# Problem requirements
Scan the records that follow, and whenever a line has the word "BREW", copy it.

# Website and app data records
-- Opening Marker --
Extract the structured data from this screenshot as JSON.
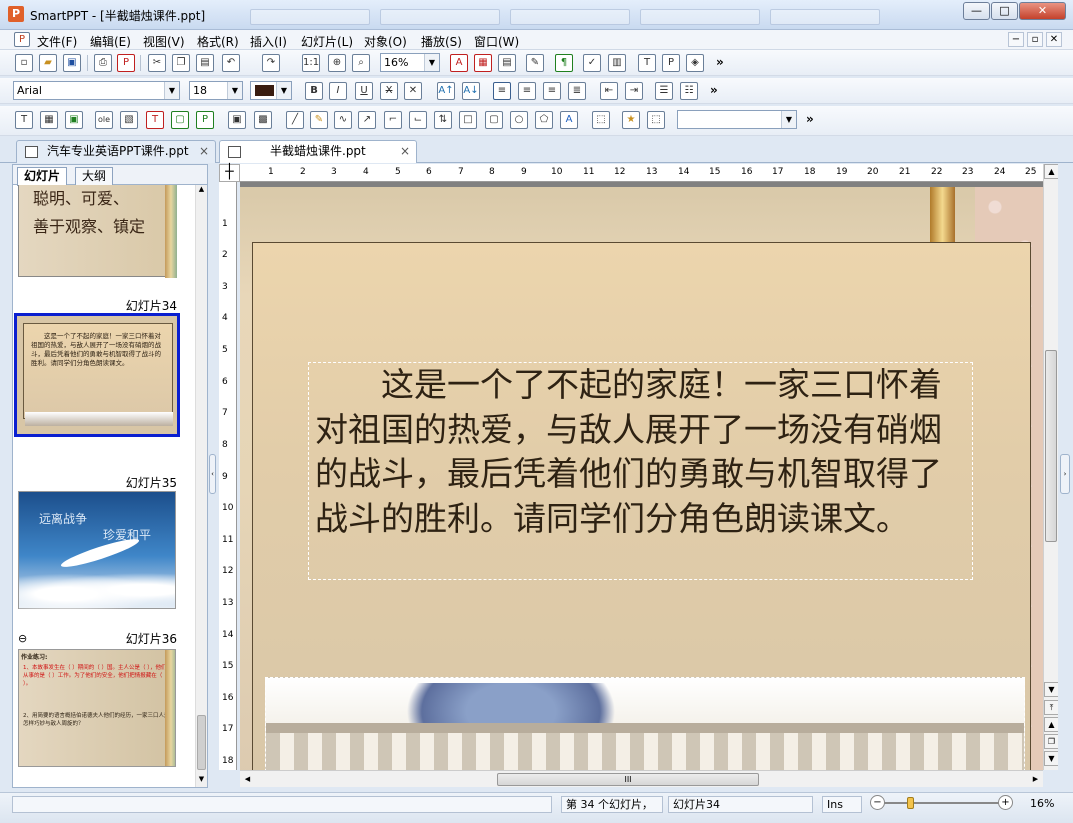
{
  "window": {
    "app_name": "SmartPPT",
    "title": "SmartPPT - [半截蜡烛课件.ppt]",
    "icon_glyph": "P",
    "controls": {
      "minimize": "—",
      "maximize": "□",
      "close": "✕"
    }
  },
  "menu": {
    "items": [
      "文件(F)",
      "编辑(E)",
      "视图(V)",
      "格式(R)",
      "插入(I)",
      "幻灯片(L)",
      "对象(O)",
      "播放(S)",
      "窗口(W)"
    ],
    "mdi": {
      "minimize": "−",
      "restore": "▫",
      "close": "✕"
    }
  },
  "toolbar1": {
    "zoom_value": "16%",
    "more": "»"
  },
  "toolbar2": {
    "font_name": "Arial",
    "font_size": "18",
    "font_color": "#3a1d10",
    "more": "»"
  },
  "toolbar3": {
    "style_value": "",
    "more": "»"
  },
  "doc_tabs": [
    {
      "label": "汽车专业英语PPT课件.ppt",
      "active": false
    },
    {
      "label": "半截蜡烛课件.ppt",
      "active": true
    }
  ],
  "tab_close": "×",
  "pane_tabs": {
    "slides": "幻灯片",
    "outline": "大纲"
  },
  "thumbnails": {
    "partial_text_line1": "聪明、可爱、",
    "partial_text_line2": "善于观察、镇定",
    "s34": {
      "label": "幻灯片34",
      "text": "这是一个了不起的家庭！一家三口怀着对祖国的热爱，与敌人展开了一场没有硝烟的战斗，最后凭着他们的勇敢与机智取得了战斗的胜利。请同学们分角色朗读课文。"
    },
    "s35": {
      "label": "幻灯片35",
      "text1": "远离战争",
      "text2": "珍爱和平"
    },
    "s36": {
      "label": "幻灯片36",
      "heading": "作业练习:",
      "line1": "1、本故事发生在（    ）期间的（    ）国。主人公是（        ），他们从事的是（        ）工作。为了他们的安全，他们把情报藏在（    ）。",
      "line2": "2、用简要的语言概括伯诺德夫人他们的经历，一家三口人是怎样巧妙与敌人周旋的？"
    }
  },
  "ruler": {
    "h": [
      "1",
      "2",
      "3",
      "4",
      "5",
      "6",
      "7",
      "8",
      "9",
      "10",
      "11",
      "12",
      "13",
      "14",
      "15",
      "16",
      "17",
      "18",
      "19",
      "20",
      "21",
      "22",
      "23",
      "24",
      "25"
    ],
    "v": [
      "1",
      "2",
      "3",
      "4",
      "5",
      "6",
      "7",
      "8",
      "9",
      "10",
      "11",
      "12",
      "13",
      "14",
      "15",
      "16",
      "17",
      "18"
    ]
  },
  "slide": {
    "body": "这是一个了不起的家庭！一家三口怀着对祖国的热爱，与敌人展开了一场没有硝烟的战斗，最后凭着他们的勇敢与机智取得了战斗的胜利。请同学们分角色朗读课文。"
  },
  "scroll": {
    "hthumb_grip": "III"
  },
  "status": {
    "slide_count": "第 34 个幻灯片，",
    "slide_name": "幻灯片34",
    "mode": "Ins",
    "zoom": "16%",
    "zoom_minus": "−",
    "zoom_plus": "+"
  }
}
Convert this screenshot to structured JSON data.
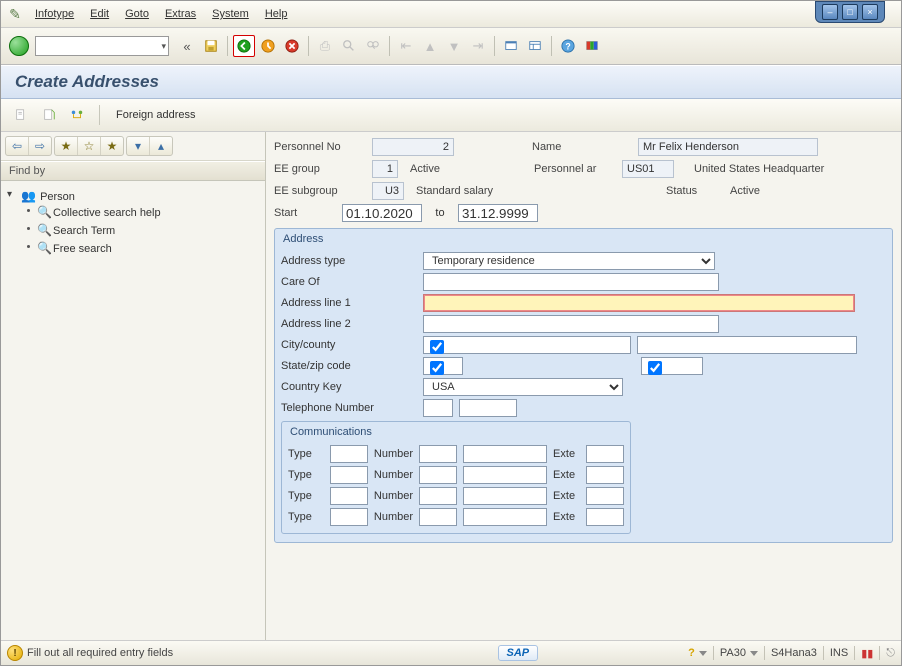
{
  "menubar": {
    "items": [
      "Infotype",
      "Edit",
      "Goto",
      "Extras",
      "System",
      "Help"
    ]
  },
  "toolbar": {
    "combo_value": "",
    "icons": {
      "ok": "ok-icon",
      "laquo": "«",
      "save": "save-icon",
      "back": "back-icon",
      "exit": "exit-icon",
      "cancel": "cancel-icon",
      "print": "print-icon",
      "find": "find-icon",
      "findnext": "find-next-icon",
      "firstpage": "first-page-icon",
      "prevpage": "prev-page-icon",
      "nextpage": "next-page-icon",
      "lastpage": "last-page-icon",
      "newsession": "new-session-icon",
      "layout": "layout-icon",
      "help": "help-icon",
      "guixt": "guixt-icon"
    }
  },
  "title": "Create Addresses",
  "subtoolbar": {
    "foreign_address": "Foreign address"
  },
  "sidebar": {
    "find_header": "Find by",
    "root": "Person",
    "children": [
      "Collective search help",
      "Search Term",
      "Free search"
    ]
  },
  "header": {
    "labels": {
      "personnel_no": "Personnel No",
      "name": "Name",
      "ee_group": "EE group",
      "ee_group_text": "Active",
      "personnel_area": "Personnel ar",
      "personnel_area_text": "United States Headquarter",
      "ee_subgroup": "EE subgroup",
      "ee_subgroup_text": "Standard salary",
      "status_lbl": "Status",
      "status_val": "Active",
      "start": "Start",
      "to": "to"
    },
    "values": {
      "personnel_no": "2",
      "name": "Mr Felix Henderson",
      "ee_group": "1",
      "personnel_area": "US01",
      "ee_subgroup": "U3",
      "start": "01.10.2020",
      "to": "31.12.9999"
    }
  },
  "address": {
    "group_title": "Address",
    "labels": {
      "type": "Address type",
      "careof": "Care Of",
      "line1": "Address line 1",
      "line2": "Address line 2",
      "city": "City/county",
      "state": "State/zip code",
      "country": "Country Key",
      "phone": "Telephone Number"
    },
    "values": {
      "type": "Temporary residence",
      "careof": "",
      "line1": "",
      "line2": "",
      "city": "",
      "county": "",
      "state": "",
      "zip": "",
      "country": "USA",
      "phone_area": "",
      "phone_num": ""
    }
  },
  "communications": {
    "group_title": "Communications",
    "labels": {
      "type": "Type",
      "number": "Number",
      "ext": "Exte"
    },
    "rows": 4
  },
  "statusbar": {
    "message": "Fill out all required entry fields",
    "sap_logo": "SAP",
    "help": "?",
    "tcode": "PA30",
    "system": "S4Hana3",
    "ins": "INS"
  },
  "colors": {
    "accent": "#5e88b9",
    "required_bg": "#fff4ba"
  }
}
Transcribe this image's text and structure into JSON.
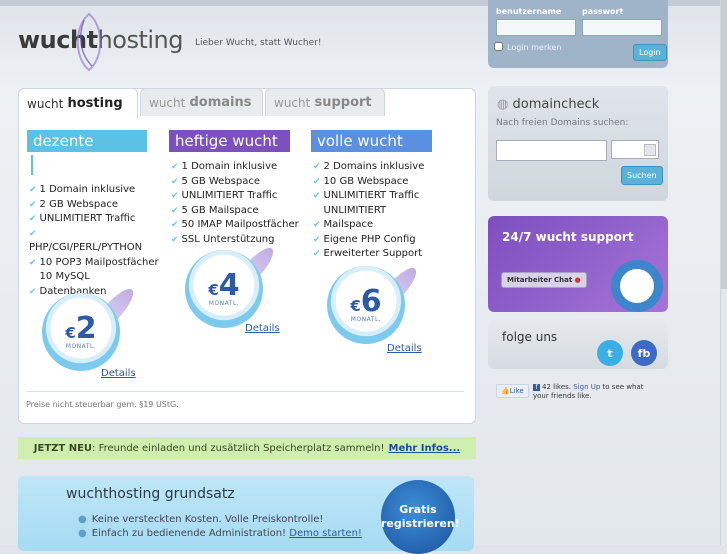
{
  "logo": {
    "wucht": "wucht",
    "hosting": "hosting",
    "slogan": "Lieber Wucht, statt Wucher!"
  },
  "login": {
    "username_label": "benutzername",
    "password_label": "passwort",
    "remember_label": "Login merken",
    "button": "Login"
  },
  "tabs": [
    {
      "small": "wucht",
      "big": "hosting"
    },
    {
      "small": "wucht",
      "big": "domains"
    },
    {
      "small": "wucht",
      "big": "support"
    }
  ],
  "plans": [
    {
      "title": "dezente wucht",
      "features": [
        "1 Domain inklusive",
        "2 GB Webspace",
        "UNLIMITIERT Traffic",
        "PHP/CGI/PERL/PYTHON",
        "10 POP3 Mailpostfächer",
        "10 MySQL Datenbanken"
      ],
      "currency": "€",
      "price": "2",
      "period": "MONATL.",
      "details": "Details"
    },
    {
      "title": "heftige wucht",
      "features": [
        "1 Domain inklusive",
        "5 GB Webspace",
        "UNLIMITIERT Traffic",
        "5 GB Mailspace",
        "50 IMAP Mailpostfächer",
        "SSL Unterstützung"
      ],
      "currency": "€",
      "price": "4",
      "period": "MONATL.",
      "details": "Details"
    },
    {
      "title": "volle wucht",
      "features": [
        "2 Domains inklusive",
        "10 GB Webspace",
        "UNLIMITIERT Traffic",
        "UNLIMITIERT Mailspace",
        "Eigene PHP Config",
        "Erweiterter Support"
      ],
      "currency": "€",
      "price": "6",
      "period": "MONATL.",
      "details": "Details"
    }
  ],
  "note": "Preise nicht steuerbar gem. §19 UStG.",
  "banner": {
    "prefix": "JETZT NEU",
    "text": ": Freunde einladen und zusätzlich Speicherplatz sammeln! ",
    "link": "Mehr Infos..."
  },
  "grundsatz": {
    "title": "wuchthosting grundsatz",
    "items": [
      "Keine versteckten Kosten. Volle Preiskontrolle!",
      "Einfach zu bedienende Administration! "
    ],
    "demo_link": "Demo starten!",
    "gratis_1": "Gratis",
    "gratis_2": "registrieren!"
  },
  "domaincheck": {
    "title": "domaincheck",
    "subtitle": "Nach freien Domains suchen:",
    "button": "Suchen"
  },
  "support": {
    "title": "24/7 wucht support",
    "chat": "Mitarbeiter Chat"
  },
  "folge": {
    "title": "folge uns",
    "twitter": "t",
    "facebook": "fb"
  },
  "facebook": {
    "like": "Like",
    "count_text": "42 likes.",
    "signup": "Sign Up",
    "rest": "to see what your friends like."
  },
  "colors": {
    "plan1": "#5bc1e5",
    "plan2": "#7d4fbf",
    "plan3": "#5b8fe0",
    "login_btn": "#5ab2d8",
    "banner_bg": "#cfeeb0"
  }
}
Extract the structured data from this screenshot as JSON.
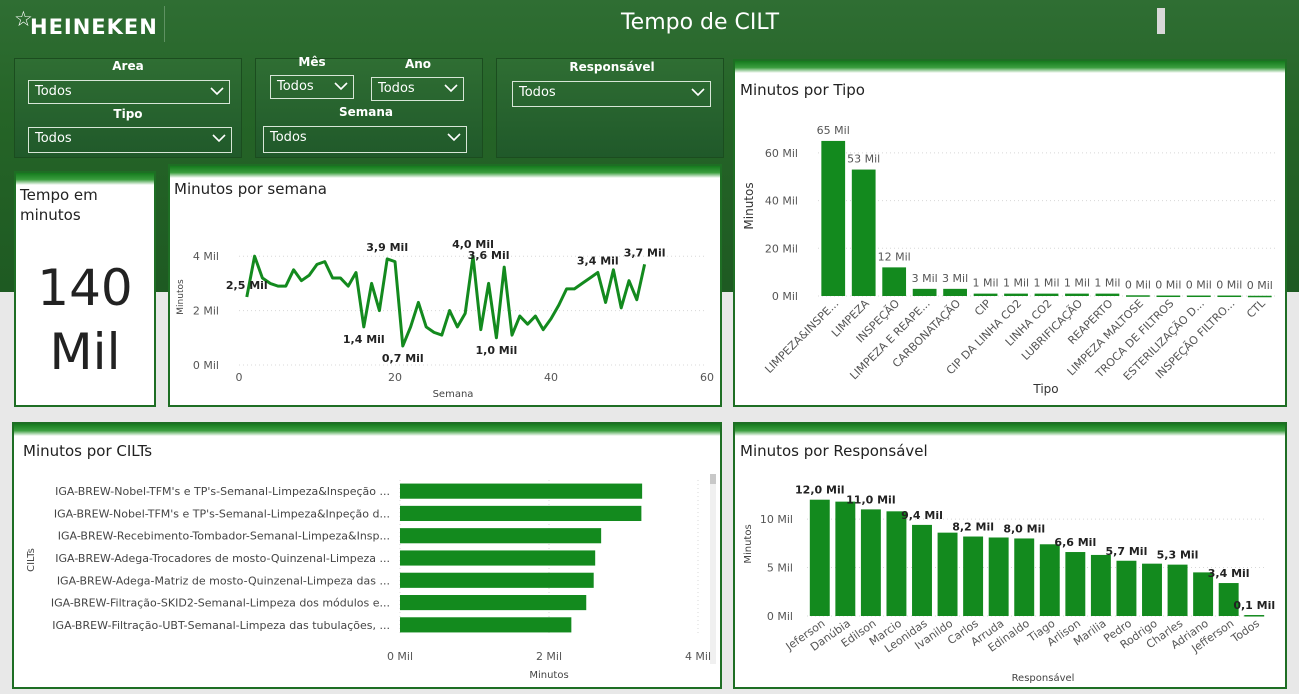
{
  "header": {
    "brand": "HEINEKEN",
    "title": "Tempo de CILT"
  },
  "filters": {
    "area": {
      "label": "Area",
      "value": "Todos"
    },
    "tipo": {
      "label": "Tipo",
      "value": "Todos"
    },
    "mes": {
      "label": "Mês",
      "value": "Todos"
    },
    "ano": {
      "label": "Ano",
      "value": "Todos"
    },
    "semana": {
      "label": "Semana",
      "value": "Todos"
    },
    "responsavel": {
      "label": "Responsável",
      "value": "Todos"
    }
  },
  "kpi": {
    "title": "Tempo em minutos",
    "value_line1": "140",
    "value_line2": "Mil"
  },
  "colors": {
    "accent": "#138a1e",
    "header": "#256427"
  },
  "charts": {
    "semana": {
      "title": "Minutos por semana",
      "xlabel": "Semana",
      "ylabel": "Minutos",
      "yticks": [
        "0 Mil",
        "2 Mil",
        "4 Mil"
      ],
      "xticks": [
        "0",
        "20",
        "40",
        "60"
      ],
      "data_labels": [
        {
          "text": "2,5 Mil",
          "x": 1,
          "y": 2500
        },
        {
          "text": "3,9 Mil",
          "x": 19,
          "y": 3900
        },
        {
          "text": "1,4 Mil",
          "x": 16,
          "y": 1400
        },
        {
          "text": "0,7 Mil",
          "x": 21,
          "y": 700
        },
        {
          "text": "4,0 Mil",
          "x": 30,
          "y": 4000
        },
        {
          "text": "3,6 Mil",
          "x": 32,
          "y": 3600
        },
        {
          "text": "1,0 Mil",
          "x": 33,
          "y": 1000
        },
        {
          "text": "3,4 Mil",
          "x": 46,
          "y": 3400
        },
        {
          "text": "3,7 Mil",
          "x": 52,
          "y": 3700
        }
      ]
    },
    "tipo": {
      "title": "Minutos por Tipo",
      "xlabel": "Tipo",
      "ylabel": "Minutos",
      "yticks": [
        "0 Mil",
        "20 Mil",
        "40 Mil",
        "60 Mil"
      ],
      "bar_labels": [
        "65 Mil",
        "53 Mil",
        "12 Mil",
        "3 Mil",
        "3 Mil",
        "1 Mil",
        "1 Mil",
        "1 Mil",
        "1 Mil",
        "1 Mil",
        "0 Mil",
        "0 Mil",
        "0 Mil",
        "0 Mil",
        "0 Mil"
      ]
    },
    "cilts": {
      "title": "Minutos por CILTs",
      "xlabel": "Minutos",
      "ylabel": "CILTs",
      "xticks": [
        "0 Mil",
        "2 Mil",
        "4 Mil"
      ]
    },
    "responsavel": {
      "title": "Minutos por Responsável",
      "xlabel": "Responsável",
      "ylabel": "Minutos",
      "yticks": [
        "0 Mil",
        "5 Mil",
        "10 Mil"
      ],
      "bar_labels": [
        "12,0 Mil",
        "",
        "11,0 Mil",
        "",
        "9,4 Mil",
        "",
        "8,2 Mil",
        "",
        "8,0 Mil",
        "",
        "6,6 Mil",
        "",
        "5,7 Mil",
        "",
        "5,3 Mil",
        "",
        "3,4 Mil",
        "0,1 Mil"
      ]
    }
  },
  "chart_data": [
    {
      "type": "line",
      "title": "Minutos por semana",
      "xlabel": "Semana",
      "ylabel": "Minutos",
      "xlim": [
        0,
        60
      ],
      "ylim": [
        0,
        5000
      ],
      "x": [
        1,
        2,
        3,
        4,
        5,
        6,
        7,
        8,
        9,
        10,
        11,
        12,
        13,
        14,
        15,
        16,
        17,
        18,
        19,
        20,
        21,
        22,
        23,
        24,
        25,
        26,
        27,
        28,
        29,
        30,
        31,
        32,
        33,
        34,
        35,
        36,
        37,
        38,
        39,
        40,
        41,
        42,
        43,
        44,
        45,
        46,
        47,
        48,
        49,
        50,
        51,
        52
      ],
      "y": [
        2500,
        4000,
        3200,
        3000,
        2900,
        2900,
        3500,
        3100,
        3300,
        3700,
        3800,
        3200,
        3200,
        2900,
        3400,
        1400,
        3000,
        2000,
        3900,
        3800,
        700,
        1400,
        2300,
        1400,
        1200,
        1100,
        2000,
        1400,
        1900,
        4000,
        1300,
        3000,
        1000,
        3600,
        1100,
        1800,
        1500,
        1800,
        1300,
        1700,
        2200,
        2800,
        2800,
        3000,
        3200,
        3400,
        2300,
        3500,
        2100,
        3100,
        2400,
        3700
      ]
    },
    {
      "type": "bar",
      "title": "Minutos por Tipo",
      "xlabel": "Tipo",
      "ylabel": "Minutos",
      "ylim": [
        0,
        70000
      ],
      "categories": [
        "LIMPEZA&INSPE...",
        "LIMPEZA",
        "INSPEÇÃO",
        "LIMPEZA E REAPE...",
        "CARBONATAÇÃO",
        "CIP",
        "CIP DA LINHA CO2",
        "LINHA CO2",
        "LUBRIFICAÇÃO",
        "REAPERTO",
        "LIMPEZA MALTOSE",
        "TROCA DE FILTROS",
        "ESTERILIZAÇÃO D...",
        "INSPEÇÃO FILTRO...",
        "CTL"
      ],
      "values": [
        65000,
        53000,
        12000,
        3000,
        3000,
        1000,
        1000,
        1000,
        1000,
        1000,
        300,
        200,
        200,
        200,
        100
      ]
    },
    {
      "type": "bar",
      "orientation": "horizontal",
      "title": "Minutos por CILTs",
      "xlabel": "Minutos",
      "ylabel": "CILTs",
      "xlim": [
        0,
        4000
      ],
      "categories": [
        "IGA-BREW-Nobel-TFM's e TP's-Semanal-Limpeza&Inspeção ...",
        "IGA-BREW-Nobel-TFM's e TP's-Semanal-Limpeza&Inpeção d...",
        "IGA-BREW-Recebimento-Tombador-Semanal-Limpeza&Insp...",
        "IGA-BREW-Adega-Trocadores de mosto-Quinzenal-Limpeza ...",
        "IGA-BREW-Adega-Matriz de mosto-Quinzenal-Limpeza das ...",
        "IGA-BREW-Filtração-SKID2-Semanal-Limpeza dos módulos e...",
        "IGA-BREW-Filtração-UBT-Semanal-Limpeza das tubulações, ..."
      ],
      "values": [
        3250,
        3240,
        2700,
        2620,
        2600,
        2500,
        2300
      ]
    },
    {
      "type": "bar",
      "title": "Minutos por Responsável",
      "xlabel": "Responsável",
      "ylabel": "Minutos",
      "ylim": [
        0,
        13000
      ],
      "categories": [
        "Jeferson",
        "Danúbia",
        "Edilson",
        "Marcio",
        "Leonidas",
        "Ivanildo",
        "Carlos",
        "Arruda",
        "Edinaldo",
        "Tiago",
        "Arlison",
        "Marilia",
        "Pedro",
        "Rodrigo",
        "Charles",
        "Adriano",
        "Jefferson",
        "Todos"
      ],
      "values": [
        12000,
        11800,
        11000,
        10800,
        9400,
        8600,
        8200,
        8100,
        8000,
        7400,
        6600,
        6300,
        5700,
        5400,
        5300,
        4500,
        3400,
        100
      ]
    }
  ]
}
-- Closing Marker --
# Output for this task
        "IGA-BREW-Nobel-TFM's e TP's-Semanal-Limpeza&Inspeção ...",
        "IGA-BREW-Nobel-TFM's e TP's-Semanal-Limpeza&Inpeção d...",
        "IGA-BREW-Recebimento-Tombador-Semanal-Limpeza&Insp...",
        "IGA-BREW-Adega-Trocadores de mosto-Quinzenal-Limpeza ...",
        "IGA-BREW-Adega-Matriz de mosto-Quinzenal-Limpeza das ...",
        "IGA-BREW-Filtração-SKID2-Semanal-Limpeza dos módulos e...",
        "IGA-BREW-Filtração-UBT-Semanal-Limpeza das tubulações, ..."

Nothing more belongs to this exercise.